July 03, 2020
Benchmarks play a crucial role in driving progress in AI research. They form a common goal for the research community and allow for direct comparisons between different architectures, ideas, and methods. But as research advances, static benchmarks have become limited and saturate quickly, particularly in the field of natural language processing (NLP). For instance, when the GLUE benchmark was introduced in early 2018, NLP researchers achieved human-level performance less than a year later. SuperGLUE added a new set of more difficult tasks, but it was also soon saturated as researchers built models that could achieve “superhuman” performance on the benchmark.
Such static benchmarks can result in building models that not only overfit on these benchmarks but also pick up on inadvertent biases that may exist, rather than truly understanding language. Famously, simply answering the number “2” in response to quantitative “How much?” questions in some QA data sets can yield unexpectedly high accuracy. While there has been rapid progress in NLP, AI systems are still far off from truly understanding natural language. This raises the question, are our benchmarks measuring the right thing? Can we make a benchmark more robust and last longer?
In order to provide a stronger NLP benchmark, we’re introducing a new large-scale data set called Adversarial Natural Language Inference (ANLI). NLI is a core task of NLP and a good proxy for judging how well AI systems understand language. The goal is to determine whether a statement can be inferred (positive entailment) from a given context. For example, the statement “Socrates is a man, and men are mortal” entails “Socrates is mortal,” while “Socrates is immortal” is a contradiction and “Socrates is a philosopher” is neutral.
We took a novel, dynamic approach to building the ANLI data set, in which human annotators purposely fool state-of-the-art models on such NLI tasks, creating valuable, new examples for training stronger models. By repeating this over several rounds, we iteratively push state-of-the-art models to improve on their weaknesses and create increasingly harder test sets. If a model overfits or learns a bias, we can add a new round of examples to challenge the model. As a result, this dynamic, iterative approach makes this task impossible to saturate and represents a new, robust challenge for the NLP community.

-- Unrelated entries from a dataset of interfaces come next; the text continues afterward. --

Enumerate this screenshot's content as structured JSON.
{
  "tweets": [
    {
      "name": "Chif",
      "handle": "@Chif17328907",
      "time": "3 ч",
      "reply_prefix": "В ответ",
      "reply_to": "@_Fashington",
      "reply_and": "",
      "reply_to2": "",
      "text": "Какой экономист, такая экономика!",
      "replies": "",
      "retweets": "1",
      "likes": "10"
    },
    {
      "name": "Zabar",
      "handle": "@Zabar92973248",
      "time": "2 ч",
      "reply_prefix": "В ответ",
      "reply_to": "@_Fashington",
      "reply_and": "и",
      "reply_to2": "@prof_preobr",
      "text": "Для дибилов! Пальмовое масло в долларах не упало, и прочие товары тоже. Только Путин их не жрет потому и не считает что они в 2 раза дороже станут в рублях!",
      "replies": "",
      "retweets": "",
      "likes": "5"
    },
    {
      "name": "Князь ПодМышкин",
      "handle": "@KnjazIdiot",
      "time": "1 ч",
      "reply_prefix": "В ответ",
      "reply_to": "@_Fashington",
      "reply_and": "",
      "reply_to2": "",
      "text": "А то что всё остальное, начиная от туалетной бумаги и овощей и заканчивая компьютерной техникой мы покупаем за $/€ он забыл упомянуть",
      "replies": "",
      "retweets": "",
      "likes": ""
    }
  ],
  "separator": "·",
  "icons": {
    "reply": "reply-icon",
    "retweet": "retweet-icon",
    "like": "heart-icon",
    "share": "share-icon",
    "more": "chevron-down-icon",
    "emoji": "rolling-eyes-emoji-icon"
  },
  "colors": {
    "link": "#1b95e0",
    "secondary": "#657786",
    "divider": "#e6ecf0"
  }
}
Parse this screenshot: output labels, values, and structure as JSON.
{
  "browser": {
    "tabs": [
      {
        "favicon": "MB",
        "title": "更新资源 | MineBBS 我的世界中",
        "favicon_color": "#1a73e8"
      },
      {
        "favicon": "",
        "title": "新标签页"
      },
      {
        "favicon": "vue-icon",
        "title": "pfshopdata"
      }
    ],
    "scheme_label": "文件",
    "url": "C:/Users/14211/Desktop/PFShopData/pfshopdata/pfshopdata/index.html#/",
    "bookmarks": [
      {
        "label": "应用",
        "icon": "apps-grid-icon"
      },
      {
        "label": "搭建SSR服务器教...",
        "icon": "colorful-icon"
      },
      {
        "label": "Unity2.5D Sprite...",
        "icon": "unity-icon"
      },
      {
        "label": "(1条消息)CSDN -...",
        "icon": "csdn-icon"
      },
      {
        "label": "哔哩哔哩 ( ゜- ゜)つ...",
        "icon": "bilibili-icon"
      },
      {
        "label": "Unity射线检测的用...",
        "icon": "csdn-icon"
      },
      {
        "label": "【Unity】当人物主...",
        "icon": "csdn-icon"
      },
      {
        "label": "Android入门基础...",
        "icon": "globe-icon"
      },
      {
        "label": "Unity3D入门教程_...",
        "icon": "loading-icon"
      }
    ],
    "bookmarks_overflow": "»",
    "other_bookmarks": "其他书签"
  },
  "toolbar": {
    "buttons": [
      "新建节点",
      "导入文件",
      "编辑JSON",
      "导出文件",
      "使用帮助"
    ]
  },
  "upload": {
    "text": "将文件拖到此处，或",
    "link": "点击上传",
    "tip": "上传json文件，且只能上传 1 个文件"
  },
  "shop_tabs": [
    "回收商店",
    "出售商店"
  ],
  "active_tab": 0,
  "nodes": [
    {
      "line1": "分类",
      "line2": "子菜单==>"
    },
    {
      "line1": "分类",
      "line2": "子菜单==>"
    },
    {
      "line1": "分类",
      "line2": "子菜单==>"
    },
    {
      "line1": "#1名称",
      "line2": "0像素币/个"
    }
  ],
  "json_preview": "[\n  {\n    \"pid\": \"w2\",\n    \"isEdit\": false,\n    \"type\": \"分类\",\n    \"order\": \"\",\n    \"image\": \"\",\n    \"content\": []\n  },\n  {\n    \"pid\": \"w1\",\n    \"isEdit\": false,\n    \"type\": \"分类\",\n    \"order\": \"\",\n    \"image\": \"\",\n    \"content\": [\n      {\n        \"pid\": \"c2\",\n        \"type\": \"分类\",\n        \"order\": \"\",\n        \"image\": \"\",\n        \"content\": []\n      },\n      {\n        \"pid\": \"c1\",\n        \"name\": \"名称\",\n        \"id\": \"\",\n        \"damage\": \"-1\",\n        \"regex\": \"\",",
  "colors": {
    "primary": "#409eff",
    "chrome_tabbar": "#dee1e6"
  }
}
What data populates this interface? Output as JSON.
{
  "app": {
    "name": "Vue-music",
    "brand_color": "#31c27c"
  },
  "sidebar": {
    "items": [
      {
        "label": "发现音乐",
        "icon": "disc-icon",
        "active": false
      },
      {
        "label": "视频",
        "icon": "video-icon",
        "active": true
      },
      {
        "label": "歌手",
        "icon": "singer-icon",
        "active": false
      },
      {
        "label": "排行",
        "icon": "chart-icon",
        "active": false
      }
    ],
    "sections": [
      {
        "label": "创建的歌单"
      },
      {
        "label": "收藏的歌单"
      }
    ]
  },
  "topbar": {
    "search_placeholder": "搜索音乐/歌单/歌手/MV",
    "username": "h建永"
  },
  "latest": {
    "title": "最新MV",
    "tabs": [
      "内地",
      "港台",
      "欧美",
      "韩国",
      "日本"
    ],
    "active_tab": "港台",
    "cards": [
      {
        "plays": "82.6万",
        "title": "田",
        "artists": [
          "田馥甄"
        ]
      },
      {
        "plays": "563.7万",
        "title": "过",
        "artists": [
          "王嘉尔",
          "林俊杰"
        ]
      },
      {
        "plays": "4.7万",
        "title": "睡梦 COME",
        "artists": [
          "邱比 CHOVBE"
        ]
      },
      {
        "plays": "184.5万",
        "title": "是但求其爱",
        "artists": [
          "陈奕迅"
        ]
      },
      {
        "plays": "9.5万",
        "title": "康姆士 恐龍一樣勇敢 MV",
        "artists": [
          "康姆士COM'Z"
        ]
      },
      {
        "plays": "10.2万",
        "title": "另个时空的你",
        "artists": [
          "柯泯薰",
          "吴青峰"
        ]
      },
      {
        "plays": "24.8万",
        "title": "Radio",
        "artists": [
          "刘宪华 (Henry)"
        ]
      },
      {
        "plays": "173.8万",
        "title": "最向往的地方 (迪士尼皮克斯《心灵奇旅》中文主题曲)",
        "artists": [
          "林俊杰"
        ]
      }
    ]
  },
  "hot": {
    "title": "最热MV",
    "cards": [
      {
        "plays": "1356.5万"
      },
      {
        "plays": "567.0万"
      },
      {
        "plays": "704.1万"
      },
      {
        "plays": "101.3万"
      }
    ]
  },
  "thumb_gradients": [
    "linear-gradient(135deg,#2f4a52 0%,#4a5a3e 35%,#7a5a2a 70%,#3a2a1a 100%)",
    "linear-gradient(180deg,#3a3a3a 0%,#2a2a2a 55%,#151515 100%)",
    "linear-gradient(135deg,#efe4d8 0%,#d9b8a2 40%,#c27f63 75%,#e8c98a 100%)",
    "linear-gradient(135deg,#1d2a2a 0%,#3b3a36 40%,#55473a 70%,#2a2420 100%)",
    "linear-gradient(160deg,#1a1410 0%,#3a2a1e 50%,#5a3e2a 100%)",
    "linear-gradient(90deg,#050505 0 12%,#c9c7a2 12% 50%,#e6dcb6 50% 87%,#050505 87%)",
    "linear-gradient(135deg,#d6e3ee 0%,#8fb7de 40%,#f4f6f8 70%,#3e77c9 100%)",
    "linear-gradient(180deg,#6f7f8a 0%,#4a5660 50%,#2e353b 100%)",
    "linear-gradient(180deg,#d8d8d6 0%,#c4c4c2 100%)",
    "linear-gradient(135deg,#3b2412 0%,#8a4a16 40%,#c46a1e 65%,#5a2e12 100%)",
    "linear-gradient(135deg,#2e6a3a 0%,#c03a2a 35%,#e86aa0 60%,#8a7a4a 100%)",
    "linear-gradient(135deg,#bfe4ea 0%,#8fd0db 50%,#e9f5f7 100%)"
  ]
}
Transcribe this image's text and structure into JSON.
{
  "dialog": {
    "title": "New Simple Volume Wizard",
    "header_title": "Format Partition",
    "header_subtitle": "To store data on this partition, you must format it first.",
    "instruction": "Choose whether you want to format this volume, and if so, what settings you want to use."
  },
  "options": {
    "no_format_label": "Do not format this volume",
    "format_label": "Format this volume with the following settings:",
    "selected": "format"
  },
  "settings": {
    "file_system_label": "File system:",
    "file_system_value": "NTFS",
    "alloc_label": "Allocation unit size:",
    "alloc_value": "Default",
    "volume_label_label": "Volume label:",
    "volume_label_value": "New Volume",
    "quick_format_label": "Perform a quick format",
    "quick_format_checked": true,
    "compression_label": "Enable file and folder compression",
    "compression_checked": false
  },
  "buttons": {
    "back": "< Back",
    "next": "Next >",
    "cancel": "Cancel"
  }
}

Our novel approach to data collection is called HAMLET (Human-and-Model-in-the-Loop-Entailment Training). We employed human annotators to write statements that purposely try to make state-of-the-art models predict the wrong label for a given context (or premise). We randomly sampled the contexts from publicly available third-party data sets. If they succeeded in fooling the model, we gave them a bigger reward, incentivizing annotators to come up with hard examples that are valuable for training more robust models. For each human-generated example that is misclassified, we also asked the annotator to provide a reason that they believe the model failed, which is then verified by another person.
We repeated the procedure over three rounds, collecting examples against different models that become increasingly stronger as they’re trained on the newly collected data. We show that this process results in annotators creating more difficult examples, which are consequently more valuable for training. The collected examples pose a dynamic challenge for current state-of-the-art systems, which perform poorly on the new data set.
Current static benchmarks are struggling to keep up with progress in NLP. With our new HAMLET approach and ANLI data set, where both models and humans are in the loop interactively, we can push state-of-the-art models toward meaningful improvements in language understanding.
Dynamic adversarial data collection helps us better measure the strength of our models. The harder it is to fool an NLU system, the stronger its ability to truly understand human-level language. Looking forward, we believe that benchmarks should not be static targets. Instead, the research community should move toward a dynamic approach of benchmarking, with current state-of-the-art models in the loop.